What the task asks — The answer must be every entry below, word for word, with the pictures left out.

Listed entries —
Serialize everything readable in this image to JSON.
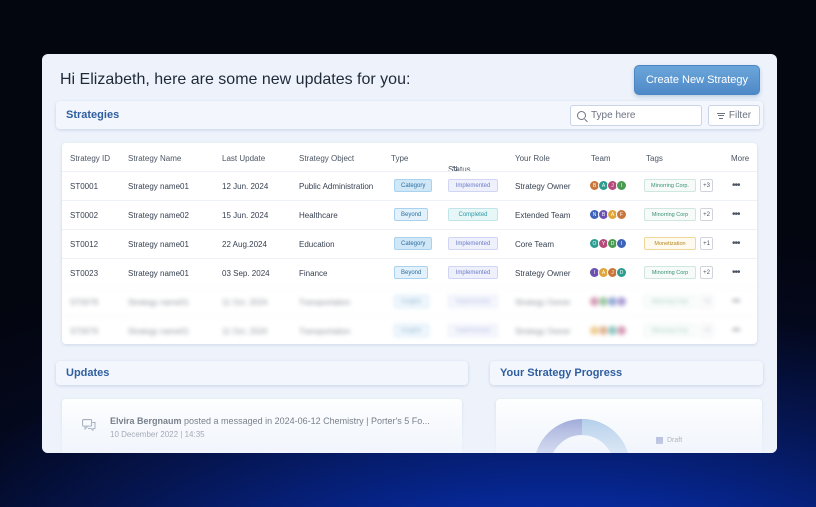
{
  "header": {
    "greeting": "Hi Elizabeth, here are some new updates for you:",
    "create_button": "Create New Strategy"
  },
  "strategies": {
    "title": "Strategies",
    "search_placeholder": "Type here",
    "filter_label": "Filter",
    "columns": [
      "Strategy ID",
      "Strategy Name",
      "Last Update",
      "Strategy Object",
      "Type",
      "Status",
      "Your Role",
      "Team",
      "Tags",
      "More"
    ],
    "rows": [
      {
        "id": "ST0001",
        "name": "Strategy name01",
        "updated": "12 Jun. 2024",
        "object": "Public Administration",
        "type": "Category",
        "status": "Implemented",
        "role": "Strategy Owner",
        "team": [
          "B",
          "A",
          "J",
          "I"
        ],
        "tag": "Minorring Corp.",
        "more_tags": "+3"
      },
      {
        "id": "ST0002",
        "name": "Strategy name02",
        "updated": "15 Jun. 2024",
        "object": "Healthcare",
        "type": "Beyond",
        "status": "Completed",
        "role": "Extended Team",
        "team": [
          "N",
          "B",
          "A",
          "F"
        ],
        "tag": "Minorring Corp",
        "more_tags": "+2"
      },
      {
        "id": "ST0012",
        "name": "Strategy name01",
        "updated": "22 Aug.2024",
        "object": "Education",
        "type": "Category",
        "status": "Implemented",
        "role": "Core Team",
        "team": [
          "O",
          "Y",
          "D",
          "I"
        ],
        "tag": "Monetization",
        "more_tags": "+1"
      },
      {
        "id": "ST0023",
        "name": "Strategy name01",
        "updated": "03 Sep. 2024",
        "object": "Finance",
        "type": "Beyond",
        "status": "Implemented",
        "role": "Strategy Owner",
        "team": [
          "I",
          "A",
          "J",
          "D"
        ],
        "tag": "Minorring Corp",
        "more_tags": "+2"
      },
      {
        "id": "ST0078",
        "name": "Strategy name01",
        "updated": "11 Oct. 2024",
        "object": "Transportation",
        "type": "Insights",
        "status": "Implemented",
        "role": "Strategy Owner",
        "team": [
          "",
          "",
          "",
          ""
        ],
        "tag": "Minorring Corp",
        "more_tags": "+2"
      },
      {
        "id": "ST0079",
        "name": "Strategy name01",
        "updated": "11 Oct. 2024",
        "object": "Transportation",
        "type": "Insights",
        "status": "Implemented",
        "role": "Strategy Owner",
        "team": [
          "",
          "",
          "",
          ""
        ],
        "tag": "Minorring Corp",
        "more_tags": "+2"
      }
    ]
  },
  "updates": {
    "title": "Updates",
    "item": {
      "author": "Elvira Bergnaum",
      "text": " posted a messaged in 2024-06-12 Chemistry | Porter's 5 Fo...",
      "date": "10 December 2022 | 14:35"
    }
  },
  "progress": {
    "title": "Your Strategy Progress",
    "legend_draft": "Draft"
  },
  "colors": {
    "accent": "#2f5e9e",
    "button": "#5b97d2",
    "avatar_palette": [
      "#c9763b",
      "#3f63b8",
      "#2d9b8e",
      "#6b4fb2",
      "#b54b7a",
      "#e0a53a",
      "#4a9a52"
    ]
  }
}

Solution to the exercise —
Serialize everything readable in this image to JSON.
{
  "header": {
    "greeting": "Hi Elizabeth, here are some new updates for you:",
    "create_button": "Create New Strategy"
  },
  "strategies": {
    "title": "Strategies",
    "search_placeholder": "Type here",
    "filter_label": "Filter",
    "columns": [
      "Strategy ID",
      "Strategy Name",
      "Last Update",
      "Strategy Object",
      "Type",
      "Status",
      "Your Role",
      "Team",
      "Tags",
      "More"
    ],
    "rows": [
      {
        "id": "ST0001",
        "name": "Strategy name01",
        "updated": "12 Jun. 2024",
        "object": "Public Administration",
        "type": "Category",
        "status": "Implemented",
        "role": "Strategy Owner",
        "team": [
          "B",
          "A",
          "J",
          "I"
        ],
        "tag": "Minorring Corp.",
        "more_tags": "+3"
      },
      {
        "id": "ST0002",
        "name": "Strategy name02",
        "updated": "15 Jun. 2024",
        "object": "Healthcare",
        "type": "Beyond",
        "status": "Completed",
        "role": "Extended Team",
        "team": [
          "N",
          "B",
          "A",
          "F"
        ],
        "tag": "Minorring Corp",
        "more_tags": "+2"
      },
      {
        "id": "ST0012",
        "name": "Strategy name01",
        "updated": "22 Aug.2024",
        "object": "Education",
        "type": "Category",
        "status": "Implemented",
        "role": "Core Team",
        "team": [
          "O",
          "Y",
          "D",
          "I"
        ],
        "tag": "Monetization",
        "more_tags": "+1"
      },
      {
        "id": "ST0023",
        "name": "Strategy name01",
        "updated": "03 Sep. 2024",
        "object": "Finance",
        "type": "Beyond",
        "status": "Implemented",
        "role": "Strategy Owner",
        "team": [
          "I",
          "A",
          "J",
          "D"
        ],
        "tag": "Minorring Corp",
        "more_tags": "+2"
      },
      {
        "id": "ST0078",
        "name": "Strategy name01",
        "updated": "11 Oct. 2024",
        "object": "Transportation",
        "type": "Insights",
        "status": "Implemented",
        "role": "Strategy Owner",
        "team": [
          "",
          "",
          "",
          ""
        ],
        "tag": "Minorring Corp",
        "more_tags": "+2"
      },
      {
        "id": "ST0079",
        "name": "Strategy name01",
        "updated": "11 Oct. 2024",
        "object": "Transportation",
        "type": "Insights",
        "status": "Implemented",
        "role": "Strategy Owner",
        "team": [
          "",
          "",
          "",
          ""
        ],
        "tag": "Minorring Corp",
        "more_tags": "+2"
      }
    ]
  },
  "updates": {
    "title": "Updates",
    "item": {
      "author": "Elvira Bergnaum",
      "text": " posted a messaged in 2024-06-12 Chemistry | Porter's 5 Fo...",
      "date": "10 December 2022 | 14:35"
    }
  },
  "progress": {
    "title": "Your Strategy Progress",
    "legend_draft": "Draft"
  },
  "colors": {
    "accent": "#2f5e9e",
    "button": "#5b97d2",
    "avatar_palette": [
      "#c9763b",
      "#3f63b8",
      "#2d9b8e",
      "#6b4fb2",
      "#b54b7a",
      "#e0a53a",
      "#4a9a52"
    ]
  }
}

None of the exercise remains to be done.